I’ve always wanted to travel the world. Walk the Great Wall of China, visit the Sydney Opera House… Heck, one day I’d love to bungee jump at Niagara Falls, just for the hell of it. I wouldn’t say that I was an extremely adventurous type, just that I’d love to witness the beauty of the world.

It’s for this reason that Adventure games like Uncharted (PS3) and Tomb Raider (Playstation, Xbox) have always held a special place in my heart. Here I am, an ordinary guy, living a pretty mundane life, who can be transported into beautiful tropical landscapes, whilst sitting on a sofa, drinking a glass of coke and generally trying to unwind after a long day.

And beautiful these landscapes are, if we’re to believe Uncharted 2. It’s been said before, but it’s something that’s worth repeating. Uncharted 2 is a beautiful game. There are times when it’s easy to forget that you’re playing a video game, and instead momentarily believe that you’re watching the Travel Channel (albeit a tremendously action-packed Travel Channel).

From the game’s initial starting point in the snowy Himalayas, you’re taken through a fantastic variety of locations; from the luscious tropical jungles of Borneo, through the dusty decrepid streets of Nepal and into the mystical land of Shambhala, with every unfolding scene as stunning as the one before it.

Of course, the entirety of Uncharted 2’s status as a videogame does not depend on its beauty. If it did, then the review would end here, with a hearty recommendation and two thumbs up. Fortunately or otherwise, there are many aspects to Uncharted 2, with not all as polished as the scenery.

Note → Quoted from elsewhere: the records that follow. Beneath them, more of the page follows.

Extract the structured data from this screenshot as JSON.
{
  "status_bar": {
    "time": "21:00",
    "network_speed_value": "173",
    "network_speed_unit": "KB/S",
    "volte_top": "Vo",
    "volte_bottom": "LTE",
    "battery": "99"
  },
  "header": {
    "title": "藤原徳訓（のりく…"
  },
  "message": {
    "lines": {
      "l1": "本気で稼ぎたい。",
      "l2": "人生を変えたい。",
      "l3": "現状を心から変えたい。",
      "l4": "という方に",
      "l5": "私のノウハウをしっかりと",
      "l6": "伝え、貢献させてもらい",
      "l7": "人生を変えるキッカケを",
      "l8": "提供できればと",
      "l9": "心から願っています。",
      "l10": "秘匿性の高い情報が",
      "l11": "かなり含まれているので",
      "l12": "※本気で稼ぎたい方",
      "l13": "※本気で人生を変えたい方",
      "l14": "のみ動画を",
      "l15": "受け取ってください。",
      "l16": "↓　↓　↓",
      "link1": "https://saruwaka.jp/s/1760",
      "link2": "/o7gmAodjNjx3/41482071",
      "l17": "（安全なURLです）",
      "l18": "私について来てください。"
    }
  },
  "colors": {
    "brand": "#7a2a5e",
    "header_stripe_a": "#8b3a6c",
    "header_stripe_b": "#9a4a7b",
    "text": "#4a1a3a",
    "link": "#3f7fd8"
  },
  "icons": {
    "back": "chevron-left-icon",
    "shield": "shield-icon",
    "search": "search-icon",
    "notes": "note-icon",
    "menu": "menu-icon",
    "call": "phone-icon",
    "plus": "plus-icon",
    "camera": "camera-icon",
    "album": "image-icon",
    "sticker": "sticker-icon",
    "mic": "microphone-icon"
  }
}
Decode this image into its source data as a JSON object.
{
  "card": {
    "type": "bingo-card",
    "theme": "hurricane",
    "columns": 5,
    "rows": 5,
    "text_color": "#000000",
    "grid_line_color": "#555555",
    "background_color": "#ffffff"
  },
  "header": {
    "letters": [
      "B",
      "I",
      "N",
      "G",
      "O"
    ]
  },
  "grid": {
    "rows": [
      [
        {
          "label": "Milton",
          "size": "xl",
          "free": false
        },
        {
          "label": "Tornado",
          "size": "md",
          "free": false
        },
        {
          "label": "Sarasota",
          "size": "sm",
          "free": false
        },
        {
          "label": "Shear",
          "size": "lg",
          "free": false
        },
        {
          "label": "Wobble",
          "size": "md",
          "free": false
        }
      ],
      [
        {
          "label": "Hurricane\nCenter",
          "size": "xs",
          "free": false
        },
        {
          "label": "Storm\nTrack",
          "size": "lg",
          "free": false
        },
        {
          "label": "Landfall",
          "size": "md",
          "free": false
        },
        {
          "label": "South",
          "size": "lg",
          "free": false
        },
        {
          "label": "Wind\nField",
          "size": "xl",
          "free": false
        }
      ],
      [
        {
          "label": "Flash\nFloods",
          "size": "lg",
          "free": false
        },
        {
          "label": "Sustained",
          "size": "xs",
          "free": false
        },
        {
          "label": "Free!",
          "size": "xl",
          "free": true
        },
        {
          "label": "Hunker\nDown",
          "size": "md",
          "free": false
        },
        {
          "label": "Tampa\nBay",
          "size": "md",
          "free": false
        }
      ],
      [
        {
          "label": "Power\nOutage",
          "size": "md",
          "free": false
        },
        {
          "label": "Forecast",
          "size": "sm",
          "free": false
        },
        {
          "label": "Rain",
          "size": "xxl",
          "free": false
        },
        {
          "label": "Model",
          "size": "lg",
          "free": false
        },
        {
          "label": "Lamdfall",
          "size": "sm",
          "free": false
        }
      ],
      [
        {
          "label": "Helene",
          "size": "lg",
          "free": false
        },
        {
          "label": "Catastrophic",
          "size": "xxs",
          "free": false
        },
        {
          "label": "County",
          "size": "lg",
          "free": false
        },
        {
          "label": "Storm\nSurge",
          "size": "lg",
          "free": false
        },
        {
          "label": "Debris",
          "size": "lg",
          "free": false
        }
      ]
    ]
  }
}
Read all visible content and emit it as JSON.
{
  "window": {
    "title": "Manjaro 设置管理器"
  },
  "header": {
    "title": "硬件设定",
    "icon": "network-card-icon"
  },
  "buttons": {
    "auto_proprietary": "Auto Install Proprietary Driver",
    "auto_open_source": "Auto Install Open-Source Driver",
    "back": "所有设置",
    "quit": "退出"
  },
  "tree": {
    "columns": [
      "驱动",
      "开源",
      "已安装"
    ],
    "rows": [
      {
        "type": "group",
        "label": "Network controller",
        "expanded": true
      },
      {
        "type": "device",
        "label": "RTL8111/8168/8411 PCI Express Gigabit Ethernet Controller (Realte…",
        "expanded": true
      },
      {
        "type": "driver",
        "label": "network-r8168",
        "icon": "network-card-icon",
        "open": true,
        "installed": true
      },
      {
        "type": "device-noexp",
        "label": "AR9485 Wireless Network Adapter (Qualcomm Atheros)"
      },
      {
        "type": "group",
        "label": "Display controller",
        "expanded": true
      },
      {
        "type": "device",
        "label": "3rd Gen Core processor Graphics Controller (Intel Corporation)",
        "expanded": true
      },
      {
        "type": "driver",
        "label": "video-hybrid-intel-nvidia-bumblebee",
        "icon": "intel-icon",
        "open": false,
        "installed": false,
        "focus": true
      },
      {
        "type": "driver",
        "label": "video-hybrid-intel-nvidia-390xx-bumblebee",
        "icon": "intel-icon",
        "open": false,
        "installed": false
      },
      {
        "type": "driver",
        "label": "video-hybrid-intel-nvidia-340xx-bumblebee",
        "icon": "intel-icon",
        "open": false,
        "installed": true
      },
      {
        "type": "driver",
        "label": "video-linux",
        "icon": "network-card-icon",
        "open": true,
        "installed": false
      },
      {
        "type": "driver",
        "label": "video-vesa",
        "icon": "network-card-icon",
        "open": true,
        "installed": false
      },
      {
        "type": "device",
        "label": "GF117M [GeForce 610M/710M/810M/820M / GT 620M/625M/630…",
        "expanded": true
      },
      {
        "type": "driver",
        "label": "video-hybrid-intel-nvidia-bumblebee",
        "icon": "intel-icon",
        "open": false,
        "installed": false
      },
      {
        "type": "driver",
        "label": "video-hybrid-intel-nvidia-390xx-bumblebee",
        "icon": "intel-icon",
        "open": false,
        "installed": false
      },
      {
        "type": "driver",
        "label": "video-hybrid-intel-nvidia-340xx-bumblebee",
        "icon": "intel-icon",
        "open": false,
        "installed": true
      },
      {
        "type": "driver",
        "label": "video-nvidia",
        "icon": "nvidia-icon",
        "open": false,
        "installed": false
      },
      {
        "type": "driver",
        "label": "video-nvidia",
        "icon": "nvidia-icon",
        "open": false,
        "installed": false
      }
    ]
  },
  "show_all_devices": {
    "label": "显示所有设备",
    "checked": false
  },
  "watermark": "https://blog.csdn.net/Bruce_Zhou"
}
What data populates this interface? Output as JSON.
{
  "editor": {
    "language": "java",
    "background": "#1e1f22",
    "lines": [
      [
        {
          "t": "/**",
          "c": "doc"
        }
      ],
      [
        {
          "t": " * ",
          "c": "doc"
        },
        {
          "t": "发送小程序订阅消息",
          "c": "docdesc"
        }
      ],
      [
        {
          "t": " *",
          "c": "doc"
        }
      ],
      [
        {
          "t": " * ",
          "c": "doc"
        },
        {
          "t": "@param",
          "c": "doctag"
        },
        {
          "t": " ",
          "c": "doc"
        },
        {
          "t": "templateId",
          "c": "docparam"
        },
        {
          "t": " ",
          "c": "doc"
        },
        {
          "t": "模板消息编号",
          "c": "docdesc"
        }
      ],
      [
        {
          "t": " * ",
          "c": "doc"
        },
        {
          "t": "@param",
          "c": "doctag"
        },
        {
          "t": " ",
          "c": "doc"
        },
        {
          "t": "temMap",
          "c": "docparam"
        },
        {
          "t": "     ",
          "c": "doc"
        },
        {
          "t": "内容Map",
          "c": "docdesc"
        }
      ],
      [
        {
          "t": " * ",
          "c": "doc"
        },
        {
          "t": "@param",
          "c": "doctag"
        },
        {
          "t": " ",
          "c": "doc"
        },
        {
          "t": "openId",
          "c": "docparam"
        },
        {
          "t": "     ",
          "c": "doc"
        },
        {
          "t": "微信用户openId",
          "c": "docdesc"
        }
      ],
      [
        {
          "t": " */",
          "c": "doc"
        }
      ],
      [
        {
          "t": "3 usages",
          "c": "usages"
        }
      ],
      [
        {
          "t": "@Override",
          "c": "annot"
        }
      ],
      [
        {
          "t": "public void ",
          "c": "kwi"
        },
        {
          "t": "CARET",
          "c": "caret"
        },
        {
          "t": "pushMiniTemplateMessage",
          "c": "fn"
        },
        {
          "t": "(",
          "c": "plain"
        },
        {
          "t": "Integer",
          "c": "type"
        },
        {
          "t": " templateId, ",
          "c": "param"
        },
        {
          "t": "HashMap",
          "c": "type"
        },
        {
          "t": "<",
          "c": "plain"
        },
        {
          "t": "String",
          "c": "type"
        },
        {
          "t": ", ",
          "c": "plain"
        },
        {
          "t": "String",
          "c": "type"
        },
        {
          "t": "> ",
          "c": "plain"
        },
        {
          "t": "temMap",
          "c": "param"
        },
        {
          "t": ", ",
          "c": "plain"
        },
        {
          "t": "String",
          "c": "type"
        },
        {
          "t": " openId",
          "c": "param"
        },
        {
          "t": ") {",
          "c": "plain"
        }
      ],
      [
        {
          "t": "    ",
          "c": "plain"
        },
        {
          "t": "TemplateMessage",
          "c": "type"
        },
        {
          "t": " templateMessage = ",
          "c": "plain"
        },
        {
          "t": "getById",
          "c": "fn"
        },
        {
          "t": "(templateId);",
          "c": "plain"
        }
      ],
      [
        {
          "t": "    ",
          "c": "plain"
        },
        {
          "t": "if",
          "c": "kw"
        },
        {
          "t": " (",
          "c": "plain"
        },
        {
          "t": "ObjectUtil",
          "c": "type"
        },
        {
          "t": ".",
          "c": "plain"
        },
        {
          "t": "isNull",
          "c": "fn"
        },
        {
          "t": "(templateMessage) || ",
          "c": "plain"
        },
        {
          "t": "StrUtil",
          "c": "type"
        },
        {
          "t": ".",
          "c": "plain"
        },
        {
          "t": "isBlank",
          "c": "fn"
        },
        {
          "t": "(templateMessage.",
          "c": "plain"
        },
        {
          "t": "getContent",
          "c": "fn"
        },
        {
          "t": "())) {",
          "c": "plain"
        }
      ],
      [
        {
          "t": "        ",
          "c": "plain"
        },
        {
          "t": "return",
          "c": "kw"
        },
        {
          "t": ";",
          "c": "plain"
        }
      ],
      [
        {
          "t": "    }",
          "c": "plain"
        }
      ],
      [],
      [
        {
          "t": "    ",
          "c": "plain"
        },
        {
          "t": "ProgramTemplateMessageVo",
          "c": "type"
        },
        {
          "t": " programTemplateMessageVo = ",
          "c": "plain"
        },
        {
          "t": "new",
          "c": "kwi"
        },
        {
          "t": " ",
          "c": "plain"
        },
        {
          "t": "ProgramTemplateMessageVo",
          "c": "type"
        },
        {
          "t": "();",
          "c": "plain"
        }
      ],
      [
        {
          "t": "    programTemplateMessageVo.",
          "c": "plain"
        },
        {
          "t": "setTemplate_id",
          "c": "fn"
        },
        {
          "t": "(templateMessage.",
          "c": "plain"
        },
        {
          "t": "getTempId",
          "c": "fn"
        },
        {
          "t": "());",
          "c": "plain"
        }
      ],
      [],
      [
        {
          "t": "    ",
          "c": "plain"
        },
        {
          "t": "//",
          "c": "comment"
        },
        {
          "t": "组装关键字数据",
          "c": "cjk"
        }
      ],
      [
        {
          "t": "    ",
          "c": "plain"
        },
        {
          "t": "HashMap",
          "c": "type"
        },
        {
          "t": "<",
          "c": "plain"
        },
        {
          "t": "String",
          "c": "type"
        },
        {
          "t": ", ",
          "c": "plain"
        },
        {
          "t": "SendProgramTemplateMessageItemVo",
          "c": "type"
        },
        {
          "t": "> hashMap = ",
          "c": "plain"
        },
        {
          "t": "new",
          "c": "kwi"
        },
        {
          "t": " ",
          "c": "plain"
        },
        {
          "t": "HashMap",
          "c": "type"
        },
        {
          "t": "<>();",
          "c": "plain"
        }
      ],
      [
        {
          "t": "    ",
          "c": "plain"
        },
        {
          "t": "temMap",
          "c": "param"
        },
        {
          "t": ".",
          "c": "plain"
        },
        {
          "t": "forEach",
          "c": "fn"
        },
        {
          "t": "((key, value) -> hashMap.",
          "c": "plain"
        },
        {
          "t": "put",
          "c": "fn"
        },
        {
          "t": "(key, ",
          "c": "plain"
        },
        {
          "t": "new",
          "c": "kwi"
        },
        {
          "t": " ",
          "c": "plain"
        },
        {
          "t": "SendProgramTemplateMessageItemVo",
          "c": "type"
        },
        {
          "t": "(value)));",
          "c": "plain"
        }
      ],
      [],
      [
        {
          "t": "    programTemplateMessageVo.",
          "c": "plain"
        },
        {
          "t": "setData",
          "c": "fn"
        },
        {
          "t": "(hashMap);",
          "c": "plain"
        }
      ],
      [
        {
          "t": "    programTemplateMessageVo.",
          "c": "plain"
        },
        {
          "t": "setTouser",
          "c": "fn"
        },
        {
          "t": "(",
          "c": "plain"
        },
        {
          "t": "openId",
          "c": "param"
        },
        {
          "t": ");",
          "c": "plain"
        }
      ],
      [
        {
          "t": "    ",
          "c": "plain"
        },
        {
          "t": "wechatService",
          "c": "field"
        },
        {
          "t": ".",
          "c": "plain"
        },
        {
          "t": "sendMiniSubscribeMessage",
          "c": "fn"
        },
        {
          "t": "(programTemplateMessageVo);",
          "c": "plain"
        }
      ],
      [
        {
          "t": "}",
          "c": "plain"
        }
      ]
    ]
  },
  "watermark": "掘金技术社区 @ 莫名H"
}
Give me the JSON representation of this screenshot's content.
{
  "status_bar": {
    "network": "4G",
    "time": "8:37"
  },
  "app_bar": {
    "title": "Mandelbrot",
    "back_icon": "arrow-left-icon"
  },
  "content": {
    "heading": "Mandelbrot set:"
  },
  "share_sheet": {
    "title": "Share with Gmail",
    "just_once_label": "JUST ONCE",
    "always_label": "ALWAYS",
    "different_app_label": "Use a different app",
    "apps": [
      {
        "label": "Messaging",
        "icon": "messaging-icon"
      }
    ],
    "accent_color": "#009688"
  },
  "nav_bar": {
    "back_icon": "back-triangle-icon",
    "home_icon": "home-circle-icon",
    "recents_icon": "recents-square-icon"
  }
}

Thankfully, the traversal of the landscapes is nigh-on perfect. Your character, Nathan Drake, moves with such ease around the environments, it is as though he’s been doing it all his life. Which, of course, he has. Never does a moment come where you miss a jump due to the game’s faults, nor will you ever doubt Drake’s ability to reach a ledge. This, however, has its drawbacks. With such a believeable and beautifully animated world, and a character that appears to be capable of the impossible, it’s easy to forget that Uncharted 2 is a videogame, with set limitations imposed by the developers.

It’s clear that with Uncharted 2, Naughty Dog set out to create a world with the illusion of freedom. Unfortunately, that’s all it ever is; an illusion. In the latter stages of Uncharted 2, the smoke and mirrors are all too easy to see through, with the curtain fully drawn back. Herein lies the major problem with Uncharted 2: It’s an incredibly linear game.

Although it appears to be a huge open environment, Uncharted 2 is just a sequence of well-placed, pretty-looking corridors that punish the player for daring to push the boundaries. There were far too many points where I would instruct Drake to jump to (what looked like) an interactable ledge before he hit it, bounced back, and fell to his death. At points, I would instruct Drake to jump to a ledge not five feet below him, to which he would suddenly decide to die.

As you can imagine, this was frustrating. Very frustrating. Incredibly frustrating. Immensely, categorically, unequivocally the most frustrating aspect of a potentially great game.  Because, otherwise, Uncharted 2 IS a great game. The shooting mechanic, although completely unnecessary, works well and is comparable to games like Gears of War, and whilst the story isn’t up to much, the characters are all entertaining enough to keep you going through the 10+ hour metagame.

Putting aside all grievances about the story (which is ridiculous, but oddly entertaining in a ‘Sci-fi Channel movie’ kind of way), I have to ask; was it worth focusing so much of the game on the shooting-aspect of Uncharted 2? Admittedly, it works well and despite a few tough-to-kill enemies, there are no real problems with the shooting mechanic itself. However, the real magic within Adventure games has always been the exploration aspect; finding hidden treasures, climbing to the top of mountains… just experiencing these foreign lands has always been a huge appeal. Uncharted 2 seems almost embarrased to admit it’s exploration background, and replaces these magical moments in favour of a large number of run-and-gun sequences. Again, these sequences work well and even when forced upon you, are largely enjoyable to play, but the illusion of freedom is almost maddening, to the point where I had to put the controller down and take a break, for fear of hating the experience altogether.

All in all, I didn’t hate Uncharted 2. I hated aspects of it (why tease me with freedom?), but on the whole, Uncharted 2 is an incredibly well-made, linear experience. The locations are stunning, the gameplay solid and the characters likeable, but the flaws within some of the chosen design implementations stop it from being something truly fantastic.


Post Script: No review of Uncharted 2 can go without a mention of the game’s cinematic qualities. Not only is it a beautiful game to play, it’s a beautiful game to watch as well. The cutscenes are brilliantly interwoven with the gameplay segments, and some gameplay set pieces are so epic they deserve their own movies. Whilst the story might’ve been worthy of a fun B-movie, the cinematography was truly AAA. It’s just a shame that not all the other aspects of the game were as good.